Well known Big Data commentator, Bernard Marr, observed that this is likely the result of disconnected goals and lack of communication between professionals working directly with enterprise data, and those responsible for business performance. In fact, based on a recent study from The Economist, although seventy percent of business executives rated sales and marketing analytics as ‘very’ or ‘extremely important’, onlytwo percentsay they have achieved ‘broad, positive impact.’ A similar study by research firm Gartner said: the maturity of businesses and how they use Business Intelligence effectively is still low with only five percent of respondents indicating they have the ability to completely take advantage of advanced analytics.
While both studies reveal the gap between data analysts and decision makers in analytics initiatives, what they overlook is the role data lakes play in amending such disconnections. Ultimately, CIOs need to take a more strategic approach to enterprise data lakes. Here are three questions CIOs should ask themselves in order to reap the full benefits of their data lakes.
It seems almost instinctive for CIOs to start any data lake initiative by considering to what extent their data lake will be used and build a strategy accordingly. Who will provide data, which departments, which data sets, and who will consume the data? These are important questions to ask when CIOs are determining their data lake strategy.
Choosing a data lake technology, e.g. Hadoop or Amazon S3, is only step one of the journey and does not guarantee success. In order to achieve a true ‘victory’, a CIO’s strategy needs to not only consider the technology used, but more importantly, the people and processes required to make the most effective use of the data lake. Hence, they need to find the right tools (Hadoop or other related Big Data technologies): train their teams with the right skill sets and implement processes to facilitate effective use of the information; and enable access without losing control of data governance or compliance.

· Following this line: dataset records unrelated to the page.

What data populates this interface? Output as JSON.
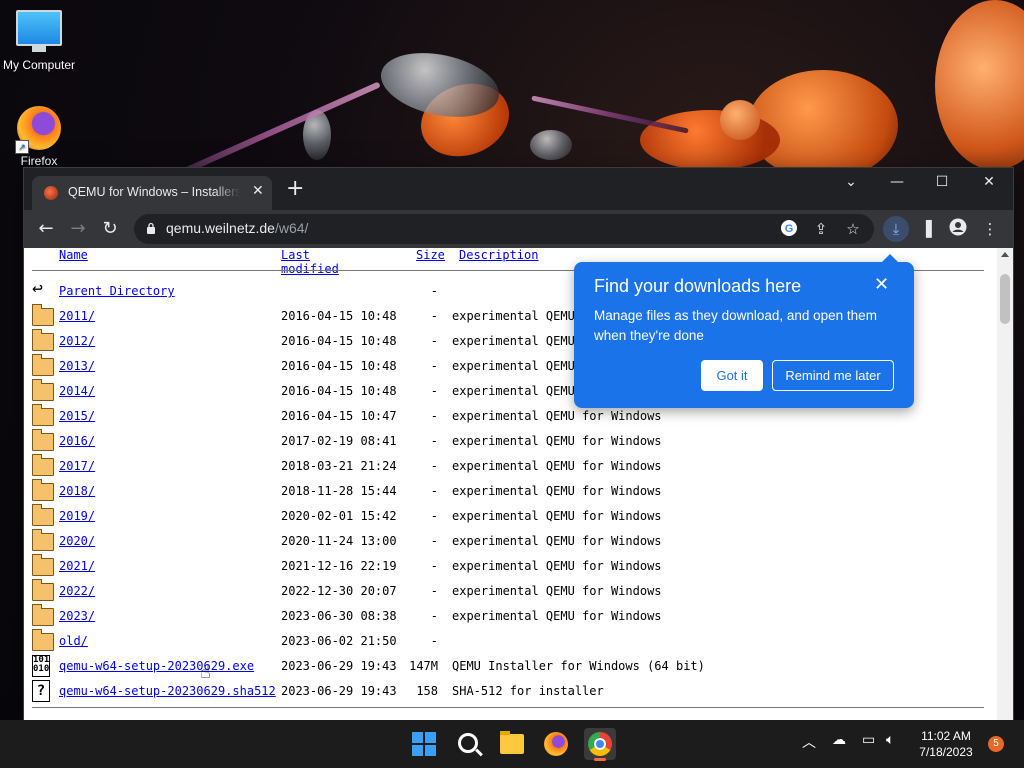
{
  "desktop": {
    "icons": [
      {
        "label": "My Computer"
      },
      {
        "label": "Firefox"
      }
    ]
  },
  "browser": {
    "tab_title": "QEMU for Windows – Installers (C",
    "tab_close": "✕",
    "new_tab": "+",
    "window_controls": {
      "tabsearch": "⌄",
      "minimize": "—",
      "maximize": "☐",
      "close": "✕"
    },
    "url_domain": "qemu.weilnetz.de",
    "url_path": "/w64/"
  },
  "listing": {
    "headers": {
      "name": "Name",
      "last_modified": "Last modified",
      "size": "Size",
      "description": "Description"
    },
    "rows": [
      {
        "icon": "back",
        "name": "Parent Directory",
        "date": "",
        "size": "-",
        "desc": ""
      },
      {
        "icon": "folder",
        "name": "2011/",
        "date": "2016-04-15 10:48",
        "size": "-",
        "desc": "experimental QEMU for Windows"
      },
      {
        "icon": "folder",
        "name": "2012/",
        "date": "2016-04-15 10:48",
        "size": "-",
        "desc": "experimental QEMU for Windows"
      },
      {
        "icon": "folder",
        "name": "2013/",
        "date": "2016-04-15 10:48",
        "size": "-",
        "desc": "experimental QEMU for Windows"
      },
      {
        "icon": "folder",
        "name": "2014/",
        "date": "2016-04-15 10:48",
        "size": "-",
        "desc": "experimental QEMU for Windows"
      },
      {
        "icon": "folder",
        "name": "2015/",
        "date": "2016-04-15 10:47",
        "size": "-",
        "desc": "experimental QEMU for Windows"
      },
      {
        "icon": "folder",
        "name": "2016/",
        "date": "2017-02-19 08:41",
        "size": "-",
        "desc": "experimental QEMU for Windows"
      },
      {
        "icon": "folder",
        "name": "2017/",
        "date": "2018-03-21 21:24",
        "size": "-",
        "desc": "experimental QEMU for Windows"
      },
      {
        "icon": "folder",
        "name": "2018/",
        "date": "2018-11-28 15:44",
        "size": "-",
        "desc": "experimental QEMU for Windows"
      },
      {
        "icon": "folder",
        "name": "2019/",
        "date": "2020-02-01 15:42",
        "size": "-",
        "desc": "experimental QEMU for Windows"
      },
      {
        "icon": "folder",
        "name": "2020/",
        "date": "2020-11-24 13:00",
        "size": "-",
        "desc": "experimental QEMU for Windows"
      },
      {
        "icon": "folder",
        "name": "2021/",
        "date": "2021-12-16 22:19",
        "size": "-",
        "desc": "experimental QEMU for Windows"
      },
      {
        "icon": "folder",
        "name": "2022/",
        "date": "2022-12-30 20:07",
        "size": "-",
        "desc": "experimental QEMU for Windows"
      },
      {
        "icon": "folder",
        "name": "2023/",
        "date": "2023-06-30 08:38",
        "size": "-",
        "desc": "experimental QEMU for Windows"
      },
      {
        "icon": "folder",
        "name": "old/",
        "date": "2023-06-02 21:50",
        "size": "-",
        "desc": ""
      },
      {
        "icon": "binary",
        "name": "qemu-w64-setup-20230629.exe",
        "date": "2023-06-29 19:43",
        "size": "147M",
        "desc": "QEMU Installer for Windows (64 bit)"
      },
      {
        "icon": "unknown",
        "name": "qemu-w64-setup-20230629.sha512",
        "date": "2023-06-29 19:43",
        "size": "158",
        "desc": "SHA-512 for installer"
      }
    ]
  },
  "bubble": {
    "title": "Find your downloads here",
    "body": "Manage files as they download, and open them when they're done",
    "close": "✕",
    "got_it": "Got it",
    "remind": "Remind me later",
    "color": "#1a73e8"
  },
  "taskbar": {
    "time": "11:02 AM",
    "date": "7/18/2023",
    "notifications": "5",
    "active_color": "#ff6a3a"
  }
}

Oftentimes, ‘data is simply dumped into the data lake’ without prior planning of how it’s going to be used, and only a handful of highly skilled data scientists who master advanced techniques such as predictive analytics or machine learning can make use of it. If a data lake is built without proper enablement of people or establishment of process, CIOs will end up facing an array of disparate systems and solutions that, in the end, can’tconnect orscale, making it impossible to keep up with escalating business needs and data demands and recreating yet another accidental architecture.